  • Drawing centered text: textout_centre_ex(bmp, fnt, text, x, y, c, bg) will be al_draw_text(font, c, x, y, ALLEGRO_ALIGN_CENTRE, text)
  • Width of text: text_length(fnt, text) will be al_get_text_width(fnt, text)


Allegro 4 Allegro 5
clear(bmp) al_clear_to_color(al_map_rgb(0, 0, 0))
putpixel(bmp, x, y, c) al_put_pixel(x, y, c)
blit(src, dst, 0, 0, dx, dy, src->w, src->h) al_draw_bitmap(src, dx, dy, 0)
blit(src, dst, sx, sy, dx, dy, sw, sh) al_draw_bitmap_region(src, sx, sy, sw, sh, dx, dy, 0)
line(bmp, x1, y1, x2, y2, c) al_draw_line(x1 + 0.5f, y1 + 0.5f, x2 + 0.5f, y2 + 0.5f, c, 1.f)
rect(bmp, x1, y1, x2, y2, c) al_draw_rectangle(x1 + 0.5f, y1 + 0.5f, x2 + 0.5f, y2 + 0.5, c, 1.f)
rectfill(bmp, x1, y1, x2, y2, c) al_draw_filled_rectangle(x1, y1, x2 + 1.f, y2 + 1.f, c)
circle(bmp, cx, cy, rad, c) al_draw_circle(cx + 0.5f, cy + 0.5f, rad, c, 1.f)
circlefill(bmp, cx, cy, rad, c) al_draw_filled_circle(cx + 0.5f, cy + 0.5f, rad, c)
textout_ex(bmp, fnt, text, x, y, c, -1) al_draw_text(fnt, c, x, y, 0, text)
textout_centre_ex(bmp, fnt, text, x, y, c, -1) al_draw_text(fnt, c, x, y, ALLEGRO_ALIGN_CENTRE, text)
text_length(fnt, text) al_get_text_width(fnt, text)
makecol(r, g, b) al_map_rgb(r, g, b)
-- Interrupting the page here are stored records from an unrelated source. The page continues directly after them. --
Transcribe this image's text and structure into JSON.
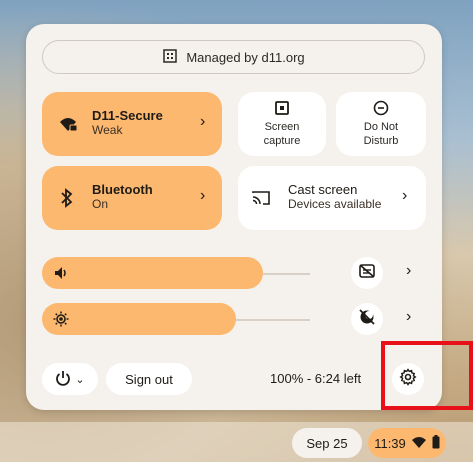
{
  "managed": {
    "label": "Managed by d11.org",
    "icon": "building-icon"
  },
  "network": {
    "title": "D11-Secure",
    "subtitle": "Weak",
    "icon": "wifi-lock-icon"
  },
  "screen_capture": {
    "line1": "Screen",
    "line2": "capture",
    "icon": "screen-capture-icon"
  },
  "dnd": {
    "line1": "Do Not",
    "line2": "Disturb",
    "icon": "do-not-disturb-icon"
  },
  "bluetooth": {
    "title": "Bluetooth",
    "subtitle": "On",
    "icon": "bluetooth-icon"
  },
  "cast": {
    "title": "Cast screen",
    "subtitle": "Devices available",
    "icon": "cast-icon"
  },
  "volume": {
    "level": 0.82,
    "icon": "volume-icon"
  },
  "brightness": {
    "level": 0.72,
    "icon": "brightness-icon"
  },
  "footer": {
    "sign_out": "Sign out",
    "battery": "100% - 6:24 left"
  },
  "shelf": {
    "date": "Sep 25",
    "time": "11:39"
  },
  "colors": {
    "accent": "#fdb870",
    "panel": "#f5f1ec",
    "highlight": "#e8111a"
  }
}
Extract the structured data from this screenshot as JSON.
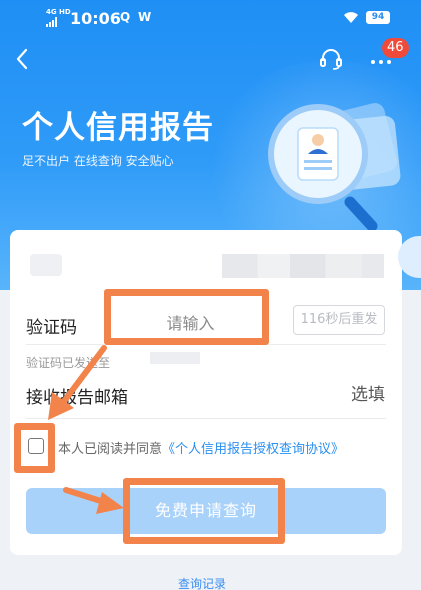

In A5 there is now an explicit distinction between a (hardware-)voice and a (software-)mixer so you can decide to stream sound directly to the hardware if you want or let Allegro do some mixing. Usually you likely don't care and just use the defaults, then play samples and stream music. For samples you still can get full control of how many are played, like with A4's ''voices''. The simple API looks something like:


/* Load a sample. */
sample = al_load_sample("ding.ogg");

/* Play it. */
al_play_sample(sample, 1, 0, 1, ALLEGRO_PLAYMODE_ONCE, NULL);

A4.2, A4.4 and A5.0 on same system

Working with legacy code in Linux

When working with legacy code, from 4.2.x series, or 4.4.x series, and porting to 5.0.x series, you probably will want to have both series installed to test your code until you finish porting.

In linux, is not easy to install 4.2.x, 4.4.x, and 5.0.x together at the same time.

But, you can install: 4.2.x and 5.0.x, OR , 4.4.x and 5.0.x at the same time easy.

The differences are, basically, that 4.4 has plugins builtin, and in 5, the libraries stay separate. (You still have a monolith option).

Also, Allegro 4 doesn't really work with recent OSXs.